The soundtrack is a highpoint of "Shark Tale," but it also reflects the contrary tendencies of the film. While the capable Hans Zimmer provides the background music, Christina Aguilera, Mary J. Blige, Missy Elliott, Ziggy Marley and Sean Paul contribute songs perhaps best appreciated by older viewers. None of them are particularly at the tops of their game, but they give the film welcome doses of energy. The animation is fine, but all the characters are drawn in a bulbous, puffy style that makes them look as though they ate too much for lunch. The sharks also tend to look a bit too much alike to always be able to tell them apart until they speak. From a purely aesthetic viewpoint, none of the characters is particularly attractive, even the supposedly vixenish Lola, who instead has a trampy look.
|The crime family discussing business in the Titanic|
All that said, people familiar with the films of Scorcese, Deniro and Falk will have a fun time with "Shark Tale," while others who enjoy current celebrities such as Jolie, Black and Couric will also enjoy their viewing time. Children will perhaps identify with the somewhat innocent main characters. "Shark Tale" is a film aimed at children that they really can't thoroughly appreciate, so it is "neither fish nor fowl" in terms of being a kid's film or a more adult, Pixar-like animated feature film.
|Will Smith and Angelina Jolie promoting "Shark Tale" in Cannes|
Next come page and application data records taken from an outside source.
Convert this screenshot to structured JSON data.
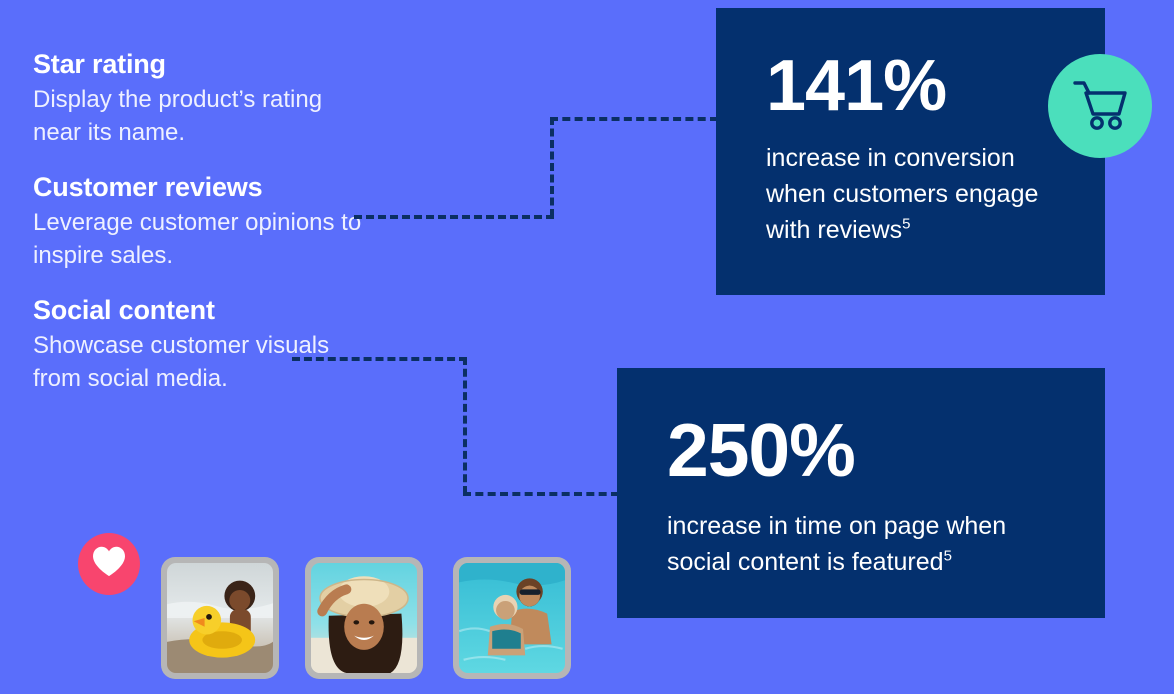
{
  "theme": {
    "background": "#5a6efb",
    "card_navy": "#04306e",
    "accent_mint": "#4bdfbc",
    "accent_pink": "#f8456e",
    "text_white": "#ffffff",
    "connector": "#0b2f63",
    "photo_frame": "#b6b6b6"
  },
  "features": [
    {
      "title": "Star rating",
      "description": "Display the product’s rating near its name."
    },
    {
      "title": "Customer reviews",
      "description": "Leverage customer opinions to inspire sales."
    },
    {
      "title": "Social content",
      "description": "Showcase customer visuals from social media."
    }
  ],
  "stats": [
    {
      "number": "141%",
      "description": "increase in conversion when customers engage with reviews",
      "footnote": "5",
      "icon": "shopping-cart-icon"
    },
    {
      "number": "250%",
      "description": "increase in time on page when social content is featured",
      "footnote": "5",
      "icon": null
    }
  ],
  "badges": [
    {
      "name": "heart-badge",
      "icon": "heart-icon",
      "color": "#f8456e"
    },
    {
      "name": "cart-badge",
      "icon": "shopping-cart-icon",
      "color": "#4bdfbc"
    }
  ],
  "photos": [
    {
      "alt": "child with yellow duck float at the beach"
    },
    {
      "alt": "woman in straw hat smiling at the beach"
    },
    {
      "alt": "couple in a swimming pool"
    }
  ]
}
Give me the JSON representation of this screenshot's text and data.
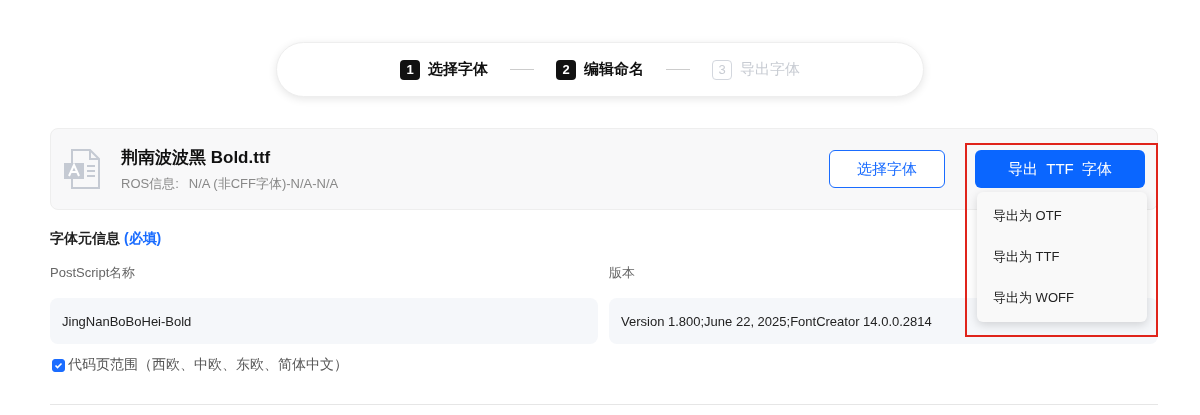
{
  "steps": [
    {
      "number": "1",
      "label": "选择字体",
      "disabled": false
    },
    {
      "number": "2",
      "label": "编辑命名",
      "disabled": false
    },
    {
      "number": "3",
      "label": "导出字体",
      "disabled": true
    }
  ],
  "file": {
    "name": "荆南波波黑 Bold.ttf",
    "ros_label": "ROS信息:",
    "ros_value": "N/A (非CFF字体)-N/A-N/A"
  },
  "buttons": {
    "choose": "选择字体",
    "export": "导出  TTF  字体"
  },
  "export_menu": {
    "items": [
      "导出为 OTF",
      "导出为 TTF",
      "导出为 WOFF"
    ]
  },
  "section": {
    "title": "字体元信息",
    "required": "(必填)"
  },
  "fields": [
    {
      "label": "PostScript名称",
      "value": "JingNanBoBoHei-Bold"
    },
    {
      "label": "版本",
      "value": "Version 1.800;June 22, 2025;FontCreator 14.0.0.2814"
    }
  ],
  "codepage": {
    "label": "代码页范围（西欧、中欧、东欧、简体中文）",
    "checked": true
  }
}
While a moderate success at the box office, grossing $367 million worldwide, "Shark Tale" was eclipsed by the bonanza success of "Finding Nemo" and fellow Dreamworks Animation film "Shrek" and its sequels. Find a copy and enjoy a visit with this wacky bunch of crooks, but expect a more complicated tone than you might be used to in a children's film.
Below is the original trailer for "Shark Tale."